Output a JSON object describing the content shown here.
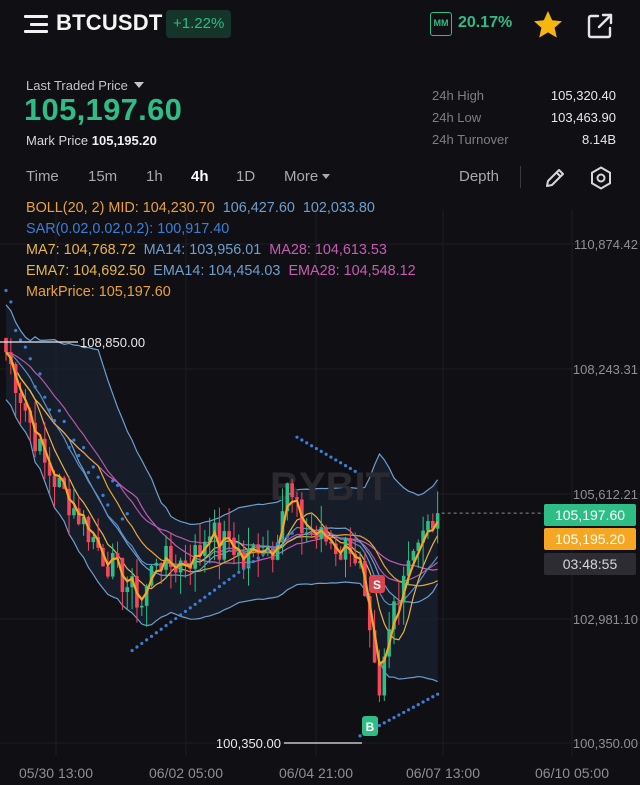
{
  "header": {
    "symbol": "BTCUSDT",
    "change": "+1.22%",
    "mm_label": "MM",
    "mm_value": "20.17%",
    "icons": [
      "menu-icon",
      "star-icon",
      "share-icon"
    ]
  },
  "ticker": {
    "last_traded_label": "Last Traded Price",
    "last_price": "105,197.60",
    "mark_label": "Mark Price",
    "mark_price": "105,195.20"
  },
  "stats": [
    {
      "label": "24h High",
      "value": "105,320.40"
    },
    {
      "label": "24h Low",
      "value": "103,463.90"
    },
    {
      "label": "24h Turnover",
      "value": "8.14B"
    }
  ],
  "toolbar": {
    "timeframes": [
      "Time",
      "15m",
      "1h",
      "4h",
      "1D"
    ],
    "active": "4h",
    "more": "More",
    "depth": "Depth"
  },
  "indicators": [
    [
      {
        "text": "BOLL(20, 2) MID: 104,230.70",
        "color": "#e9a23b"
      },
      {
        "text": "106,427.60",
        "color": "#6c9fd0"
      },
      {
        "text": "102,033.80",
        "color": "#6c9fd0"
      }
    ],
    [
      {
        "text": "SAR(0.02,0.02,0.2): 100,917.40",
        "color": "#3b7fd8"
      }
    ],
    [
      {
        "text": "MA7: 104,768.72",
        "color": "#e9b34b"
      },
      {
        "text": "MA14: 103,956.01",
        "color": "#6c9fd0"
      },
      {
        "text": "MA28: 104,613.53",
        "color": "#c65bb5"
      }
    ],
    [
      {
        "text": "EMA7: 104,692.50",
        "color": "#e9b34b"
      },
      {
        "text": "EMA14: 104,454.03",
        "color": "#6c9fd0"
      },
      {
        "text": "EMA28: 104,548.12",
        "color": "#c65bb5"
      }
    ],
    [
      {
        "text": "MarkPrice: 105,197.60",
        "color": "#e9a23b"
      }
    ]
  ],
  "chart": {
    "y_axis_labels": [
      "110,874.42",
      "108,243.31",
      "105,612.21",
      "102,981.10",
      "100,350.00"
    ],
    "x_axis_labels": [
      "05/30 13:00",
      "06/02 05:00",
      "06/04 21:00",
      "06/07 13:00",
      "06/10 05:00"
    ],
    "high_marker": "108,850.00",
    "low_marker": "100,350.00",
    "last_price_tag": "105,197.60",
    "mark_price_tag": "105,195.20",
    "countdown": "03:48:55",
    "watermark": "BYBIT",
    "signal_sell": "S",
    "signal_buy": "B",
    "colors": {
      "up": "#2dbd85",
      "down": "#f6465d",
      "mark": "#f5a623"
    }
  }
}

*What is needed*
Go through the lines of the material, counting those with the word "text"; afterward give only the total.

*Response area*
11